All the Queen's Players
Nov 10, 2010 06:08PM
● By Anonymous
Washington D.C. resident Feather, a New York Times bestselling author, spins a tale of historical fiction that maintained a unique balance: while it provided me with the easy-to-read fiction I so enjoy, it also avoided the typical formula, throwing in additional storylines and characters which provided out-of-the ordinary twists that prevented my usually-correct predictions from coming true.
The story is centered on orphaned Rosamund, who finds herself serving in Queen Elizabeth’s court thanks to her cousin Francis, who is the Queen’s secretary of state. As the title suggests, Rosamund is a pawn, but not only in the games of her cousin. The reader meets many characters who use one another as pawns in their own games, whether they be personal or political.

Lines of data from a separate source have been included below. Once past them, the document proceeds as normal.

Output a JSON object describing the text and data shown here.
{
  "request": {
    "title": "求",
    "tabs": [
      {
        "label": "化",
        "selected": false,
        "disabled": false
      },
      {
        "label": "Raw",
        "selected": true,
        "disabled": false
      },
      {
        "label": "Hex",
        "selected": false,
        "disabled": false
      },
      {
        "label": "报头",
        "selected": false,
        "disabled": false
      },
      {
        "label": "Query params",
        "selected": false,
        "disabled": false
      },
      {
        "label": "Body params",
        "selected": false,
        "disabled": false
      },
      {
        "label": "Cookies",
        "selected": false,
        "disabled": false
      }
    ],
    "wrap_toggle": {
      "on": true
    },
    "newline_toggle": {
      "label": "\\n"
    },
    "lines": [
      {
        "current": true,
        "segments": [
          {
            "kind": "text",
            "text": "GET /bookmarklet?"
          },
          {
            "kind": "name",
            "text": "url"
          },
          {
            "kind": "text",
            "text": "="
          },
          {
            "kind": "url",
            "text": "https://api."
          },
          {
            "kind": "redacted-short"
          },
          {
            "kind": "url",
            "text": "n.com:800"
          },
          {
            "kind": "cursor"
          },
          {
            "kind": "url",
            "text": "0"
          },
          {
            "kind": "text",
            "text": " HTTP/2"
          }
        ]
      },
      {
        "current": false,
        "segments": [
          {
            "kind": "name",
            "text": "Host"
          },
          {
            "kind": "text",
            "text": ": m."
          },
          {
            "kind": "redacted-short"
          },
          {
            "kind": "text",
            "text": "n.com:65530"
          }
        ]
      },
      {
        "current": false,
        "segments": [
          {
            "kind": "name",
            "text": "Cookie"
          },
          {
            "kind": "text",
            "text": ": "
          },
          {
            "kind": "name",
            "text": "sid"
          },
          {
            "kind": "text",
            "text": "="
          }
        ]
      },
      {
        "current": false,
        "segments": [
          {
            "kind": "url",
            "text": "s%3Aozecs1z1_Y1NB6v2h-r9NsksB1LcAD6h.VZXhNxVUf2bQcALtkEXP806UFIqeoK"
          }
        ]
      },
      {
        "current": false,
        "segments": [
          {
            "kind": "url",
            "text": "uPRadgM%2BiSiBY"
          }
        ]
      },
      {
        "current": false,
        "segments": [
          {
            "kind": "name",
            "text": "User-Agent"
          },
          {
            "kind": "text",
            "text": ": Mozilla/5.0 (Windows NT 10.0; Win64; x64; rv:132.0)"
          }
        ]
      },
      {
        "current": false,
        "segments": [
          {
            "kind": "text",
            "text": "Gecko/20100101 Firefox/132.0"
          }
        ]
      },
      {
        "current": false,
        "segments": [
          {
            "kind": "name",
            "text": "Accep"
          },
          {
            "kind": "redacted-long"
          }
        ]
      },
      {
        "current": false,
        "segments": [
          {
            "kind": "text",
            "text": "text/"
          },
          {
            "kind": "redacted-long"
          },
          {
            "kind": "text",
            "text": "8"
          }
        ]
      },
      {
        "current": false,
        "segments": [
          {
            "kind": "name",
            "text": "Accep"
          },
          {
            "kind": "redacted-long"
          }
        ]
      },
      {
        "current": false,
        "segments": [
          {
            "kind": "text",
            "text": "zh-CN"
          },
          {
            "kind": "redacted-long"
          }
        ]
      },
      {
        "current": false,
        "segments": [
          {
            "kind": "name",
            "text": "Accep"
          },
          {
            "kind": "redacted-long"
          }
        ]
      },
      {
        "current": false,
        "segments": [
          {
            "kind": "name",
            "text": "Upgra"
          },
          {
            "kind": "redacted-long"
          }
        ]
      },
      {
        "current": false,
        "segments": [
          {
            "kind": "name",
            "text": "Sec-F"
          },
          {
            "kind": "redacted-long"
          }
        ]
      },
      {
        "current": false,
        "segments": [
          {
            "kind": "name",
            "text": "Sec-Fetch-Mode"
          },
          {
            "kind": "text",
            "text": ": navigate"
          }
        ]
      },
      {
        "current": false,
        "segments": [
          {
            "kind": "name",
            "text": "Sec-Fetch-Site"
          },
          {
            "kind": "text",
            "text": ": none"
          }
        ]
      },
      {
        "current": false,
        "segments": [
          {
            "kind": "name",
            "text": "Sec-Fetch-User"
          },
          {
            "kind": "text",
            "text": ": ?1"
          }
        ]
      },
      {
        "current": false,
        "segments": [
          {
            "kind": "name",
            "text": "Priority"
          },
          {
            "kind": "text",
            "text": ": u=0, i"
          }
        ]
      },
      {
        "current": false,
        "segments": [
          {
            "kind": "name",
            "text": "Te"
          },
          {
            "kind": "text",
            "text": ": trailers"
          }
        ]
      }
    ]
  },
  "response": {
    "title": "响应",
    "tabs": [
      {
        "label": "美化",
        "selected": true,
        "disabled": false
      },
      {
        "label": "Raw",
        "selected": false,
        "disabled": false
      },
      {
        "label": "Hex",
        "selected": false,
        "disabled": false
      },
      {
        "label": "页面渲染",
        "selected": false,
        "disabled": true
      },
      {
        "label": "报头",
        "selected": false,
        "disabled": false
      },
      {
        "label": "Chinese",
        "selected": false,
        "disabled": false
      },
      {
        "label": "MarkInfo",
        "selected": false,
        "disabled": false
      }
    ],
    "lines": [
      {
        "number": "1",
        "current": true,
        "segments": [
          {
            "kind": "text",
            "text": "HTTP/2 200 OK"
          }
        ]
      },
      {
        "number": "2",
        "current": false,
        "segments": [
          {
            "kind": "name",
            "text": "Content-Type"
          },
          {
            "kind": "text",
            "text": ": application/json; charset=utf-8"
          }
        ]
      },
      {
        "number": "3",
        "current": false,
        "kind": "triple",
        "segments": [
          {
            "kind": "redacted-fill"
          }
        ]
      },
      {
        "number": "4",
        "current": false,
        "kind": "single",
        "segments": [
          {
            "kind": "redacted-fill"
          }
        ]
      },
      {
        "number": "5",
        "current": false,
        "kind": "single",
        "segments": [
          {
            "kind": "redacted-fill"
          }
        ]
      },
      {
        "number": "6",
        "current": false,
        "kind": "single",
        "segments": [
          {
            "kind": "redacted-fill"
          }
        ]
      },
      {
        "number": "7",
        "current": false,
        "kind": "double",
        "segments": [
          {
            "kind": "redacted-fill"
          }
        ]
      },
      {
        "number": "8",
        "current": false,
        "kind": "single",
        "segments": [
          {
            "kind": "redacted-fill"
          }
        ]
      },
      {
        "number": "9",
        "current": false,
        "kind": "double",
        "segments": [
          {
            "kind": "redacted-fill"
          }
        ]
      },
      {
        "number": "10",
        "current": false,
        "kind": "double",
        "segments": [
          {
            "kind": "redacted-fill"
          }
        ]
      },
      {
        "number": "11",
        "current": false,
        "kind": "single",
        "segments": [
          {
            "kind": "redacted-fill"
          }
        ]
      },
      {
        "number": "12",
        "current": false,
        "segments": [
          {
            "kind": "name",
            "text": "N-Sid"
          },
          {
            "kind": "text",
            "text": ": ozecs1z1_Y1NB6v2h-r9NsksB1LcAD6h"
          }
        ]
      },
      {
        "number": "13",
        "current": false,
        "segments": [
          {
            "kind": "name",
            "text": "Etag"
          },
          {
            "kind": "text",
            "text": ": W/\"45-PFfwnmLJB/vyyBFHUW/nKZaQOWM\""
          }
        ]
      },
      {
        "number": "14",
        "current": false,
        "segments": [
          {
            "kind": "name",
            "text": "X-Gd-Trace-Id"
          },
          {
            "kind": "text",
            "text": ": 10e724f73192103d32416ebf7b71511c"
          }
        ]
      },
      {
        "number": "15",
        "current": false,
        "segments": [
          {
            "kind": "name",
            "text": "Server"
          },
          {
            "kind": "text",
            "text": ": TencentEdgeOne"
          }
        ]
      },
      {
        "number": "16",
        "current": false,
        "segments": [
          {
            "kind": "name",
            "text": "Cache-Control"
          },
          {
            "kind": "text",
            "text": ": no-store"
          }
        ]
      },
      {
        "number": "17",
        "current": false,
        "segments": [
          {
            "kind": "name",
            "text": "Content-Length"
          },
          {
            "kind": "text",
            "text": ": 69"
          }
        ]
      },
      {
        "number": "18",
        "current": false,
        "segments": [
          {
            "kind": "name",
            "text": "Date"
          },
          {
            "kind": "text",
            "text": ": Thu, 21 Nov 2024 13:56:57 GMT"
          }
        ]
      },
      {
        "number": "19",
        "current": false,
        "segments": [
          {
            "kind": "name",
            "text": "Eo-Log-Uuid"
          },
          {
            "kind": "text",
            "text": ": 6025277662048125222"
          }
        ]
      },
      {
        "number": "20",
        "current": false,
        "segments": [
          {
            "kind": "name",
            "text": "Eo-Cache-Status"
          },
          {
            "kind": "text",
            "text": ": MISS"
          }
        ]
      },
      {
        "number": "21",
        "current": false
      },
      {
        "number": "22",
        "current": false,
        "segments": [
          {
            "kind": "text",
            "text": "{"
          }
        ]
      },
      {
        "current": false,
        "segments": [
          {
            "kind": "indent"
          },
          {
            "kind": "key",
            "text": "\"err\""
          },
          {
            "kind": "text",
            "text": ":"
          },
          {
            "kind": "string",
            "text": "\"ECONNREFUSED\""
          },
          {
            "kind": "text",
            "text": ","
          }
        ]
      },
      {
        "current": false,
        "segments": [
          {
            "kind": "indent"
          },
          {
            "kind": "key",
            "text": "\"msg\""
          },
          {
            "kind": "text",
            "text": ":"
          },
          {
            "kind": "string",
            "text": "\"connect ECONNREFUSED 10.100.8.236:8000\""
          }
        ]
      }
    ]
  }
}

Regardless of genre preference, most readers will get more than they expected when reading All the Queen’s Players. I enjoyed the read, and the additional subplots slowed down my ravenous reading pace; the book took me a weekend to read versus the one day it normally takes me to whip through most paperbacks.